2. Why should moms donate their breast milk? – Donated breast milk provides life-saving nutrition to premature babies. In the United States, there is a critical shortage of donated human milk. According to HMBANA, there 60,000 low birth weight infants born every year who need donated breast milk for life-saving nourishment.
3. Why is human breast milk important to pre-term infants? – According to the American Academy of Pediatrics:
“The benefits of feeding human milk to preterm infants are realized not only in the NICU, but also in the fewer hospital readmissions for illness in the three years after hospital discharge. The potent benefits of human milk are such that all preterm infants should receive human milk. Milk from the infant’s own mother, fresh or previously frozen, should be the primary diet, and it should be fortified appropriately for the infant born weighing less than 1.5 kg [3.3 lbs]. If the mother’s milk is unavailable despite significant lactation support, pasteurized donor milk should be used.”

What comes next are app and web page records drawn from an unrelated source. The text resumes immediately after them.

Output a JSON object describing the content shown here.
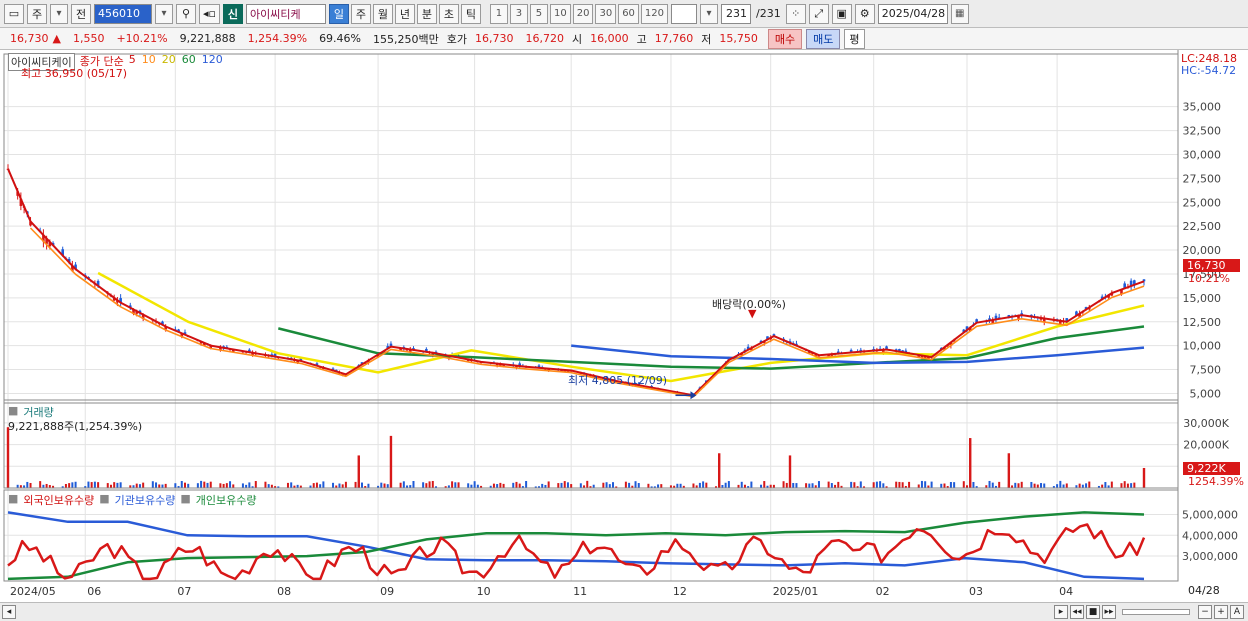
{
  "toolbar": {
    "market": "주",
    "prev_label": "전",
    "code": "456010",
    "badge": "신",
    "stock_name": "아이씨티케",
    "periods": [
      "일",
      "주",
      "월",
      "년",
      "분",
      "초",
      "틱"
    ],
    "active_period": "일",
    "intervals": [
      "1",
      "3",
      "5",
      "10",
      "20",
      "30",
      "60",
      "120"
    ],
    "page_count": "231",
    "page_total": "/231",
    "date": "2025/04/28"
  },
  "quote": {
    "price": "16,730",
    "change": "1,550",
    "change_pct": "+10.21%",
    "volume": "9,221,888",
    "volume_pct": "1,254.39%",
    "turnover": "69.46%",
    "amount": "155,250백만",
    "ask_label": "호가",
    "ask1": "16,730",
    "ask2": "16,720",
    "open_label": "시",
    "open": "16,000",
    "high_label": "고",
    "high": "17,760",
    "low_label": "저",
    "low": "15,750",
    "buy_label": "매수",
    "sell_label": "매도",
    "avg_label": "평"
  },
  "legend": {
    "stock": "아이씨티케이",
    "ma_title": "종가 단순",
    "ma_periods": [
      "5",
      "10",
      "20",
      "60",
      "120"
    ],
    "ma_colors": [
      "#d01010",
      "#ff8c1a",
      "#f2e600",
      "#1a8a3a",
      "#2a5bd7"
    ],
    "volume_title": "거래량",
    "volume_value": "9,221,888주(1,254.39%)",
    "holding_series": [
      "외국인보유수량",
      "기관보유수량",
      "개인보유수량"
    ]
  },
  "annotations": {
    "high": "최고 36,950 (05/17)",
    "low": "최저 4,805 (12/09)",
    "dividend": "배당락(0.00%)",
    "lc": "LC:248.18",
    "hc": "HC:-54.72",
    "price_tag": "16,730",
    "price_pct": "10.21%",
    "vol_tag": "9,222K",
    "vol_pct": "1254.39%",
    "hold_date": "04/28"
  },
  "axes": {
    "price_ticks": [
      "35,000",
      "32,500",
      "30,000",
      "27,500",
      "25,000",
      "22,500",
      "20,000",
      "17,500",
      "15,000",
      "12,500",
      "10,000",
      "7,500",
      "5,000"
    ],
    "volume_ticks": [
      "30,000K",
      "20,000K",
      "10,000K"
    ],
    "hold_ticks": [
      "5,000,000",
      "4,000,000",
      "3,000,000"
    ],
    "x_labels": [
      "2024/05",
      "06",
      "07",
      "08",
      "09",
      "10",
      "11",
      "12",
      "2025/01",
      "02",
      "03",
      "04"
    ]
  },
  "chart_data": {
    "type": "candlestick",
    "price_ylim": [
      4000,
      38000
    ],
    "volume_ylim": [
      0,
      35000
    ],
    "close_series": [
      {
        "date": "2024/05/10",
        "value": 28500
      },
      {
        "date": "2024/05/17",
        "value": 23000
      },
      {
        "date": "2024/05/31",
        "value": 18000
      },
      {
        "date": "2024/06/14",
        "value": 14500
      },
      {
        "date": "2024/06/28",
        "value": 12000
      },
      {
        "date": "2024/07/12",
        "value": 10000
      },
      {
        "date": "2024/07/26",
        "value": 9200
      },
      {
        "date": "2024/08/09",
        "value": 8400
      },
      {
        "date": "2024/08/23",
        "value": 7000
      },
      {
        "date": "2024/09/06",
        "value": 9900
      },
      {
        "date": "2024/09/20",
        "value": 9200
      },
      {
        "date": "2024/10/04",
        "value": 8300
      },
      {
        "date": "2024/10/18",
        "value": 7800
      },
      {
        "date": "2024/11/01",
        "value": 7400
      },
      {
        "date": "2024/11/15",
        "value": 6300
      },
      {
        "date": "2024/12/09",
        "value": 4805
      },
      {
        "date": "2024/12/20",
        "value": 8500
      },
      {
        "date": "2025/01/03",
        "value": 11000
      },
      {
        "date": "2025/01/17",
        "value": 9000
      },
      {
        "date": "2025/02/07",
        "value": 9600
      },
      {
        "date": "2025/02/21",
        "value": 8800
      },
      {
        "date": "2025/03/07",
        "value": 12400
      },
      {
        "date": "2025/03/21",
        "value": 13200
      },
      {
        "date": "2025/04/04",
        "value": 12500
      },
      {
        "date": "2025/04/18",
        "value": 15500
      },
      {
        "date": "2025/04/28",
        "value": 16730
      }
    ],
    "ma_series": [
      {
        "name": "20",
        "values": [
          {
            "date": "2024/06/07",
            "value": 17600
          },
          {
            "date": "2024/07/05",
            "value": 12500
          },
          {
            "date": "2024/08/02",
            "value": 9200
          },
          {
            "date": "2024/09/02",
            "value": 7200
          },
          {
            "date": "2024/10/01",
            "value": 9500
          },
          {
            "date": "2024/11/01",
            "value": 7800
          },
          {
            "date": "2024/12/02",
            "value": 6300
          },
          {
            "date": "2025/01/02",
            "value": 8200
          },
          {
            "date": "2025/02/03",
            "value": 9200
          },
          {
            "date": "2025/03/04",
            "value": 9000
          },
          {
            "date": "2025/04/01",
            "value": 12000
          },
          {
            "date": "2025/04/28",
            "value": 14200
          }
        ]
      },
      {
        "name": "60",
        "values": [
          {
            "date": "2024/08/02",
            "value": 11800
          },
          {
            "date": "2024/09/02",
            "value": 9200
          },
          {
            "date": "2024/10/01",
            "value": 8800
          },
          {
            "date": "2024/11/01",
            "value": 8300
          },
          {
            "date": "2024/12/02",
            "value": 7800
          },
          {
            "date": "2025/01/02",
            "value": 7600
          },
          {
            "date": "2025/02/03",
            "value": 8200
          },
          {
            "date": "2025/03/04",
            "value": 8700
          },
          {
            "date": "2025/04/01",
            "value": 10800
          },
          {
            "date": "2025/04/28",
            "value": 12000
          }
        ]
      },
      {
        "name": "120",
        "values": [
          {
            "date": "2024/11/01",
            "value": 10000
          },
          {
            "date": "2024/12/02",
            "value": 8900
          },
          {
            "date": "2025/01/02",
            "value": 8600
          },
          {
            "date": "2025/02/03",
            "value": 8200
          },
          {
            "date": "2025/03/04",
            "value": 8300
          },
          {
            "date": "2025/04/01",
            "value": 9000
          },
          {
            "date": "2025/04/28",
            "value": 9800
          }
        ]
      }
    ],
    "volume": [
      {
        "date": "2024/05/10",
        "value": 28000
      },
      {
        "date": "2024/08/27",
        "value": 15000
      },
      {
        "date": "2024/09/06",
        "value": 24000
      },
      {
        "date": "2024/12/17",
        "value": 16000
      },
      {
        "date": "2025/01/08",
        "value": 15000
      },
      {
        "date": "2025/03/05",
        "value": 23000
      },
      {
        "date": "2025/03/17",
        "value": 16000
      },
      {
        "date": "2025/04/28",
        "value": 9222
      }
    ]
  }
}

4. How does the process work? – Moms who have been screened and accepted as prospective donors can come to Overlake Women’s Clinic to drop off their frozen breast milk and blood work to be tested at their outpatient lab. The milk is temporarily stored in a deep freeze state before being shipped, along with blood samples, to Mother’s Milk Bank in Colorado for processing. By providing this service, Overlake spares busy, nursing moms the task of packaging and shipping their donated milk.

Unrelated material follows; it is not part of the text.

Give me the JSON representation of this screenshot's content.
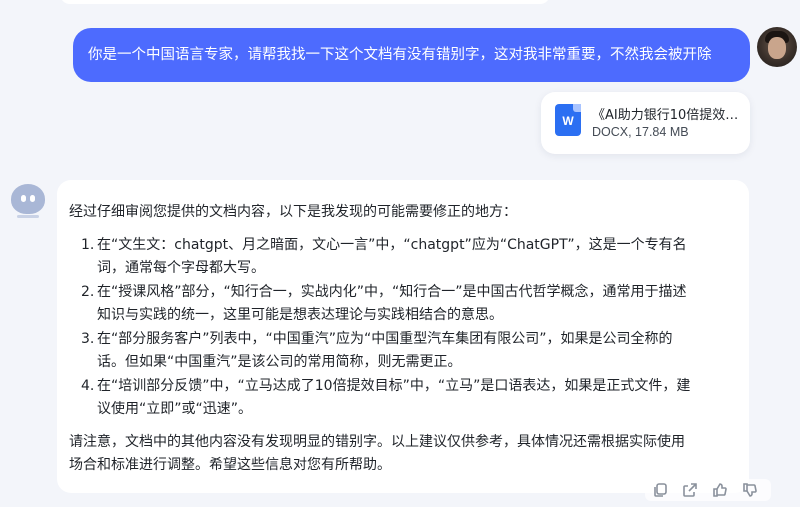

5. Who can donate? – Healthy lactating moms with infants under 1 year of age can be screened to be a donor.
For more information on donating breast milk at Overlake’s Mother’s Milk Depot please call: (425) 635-6150 and/or visit www.overlakehospital.org
Local media was on site to capture the story of Leif and Overlake’s new Mother’s Milk Depot, check it out by clicking on the links below: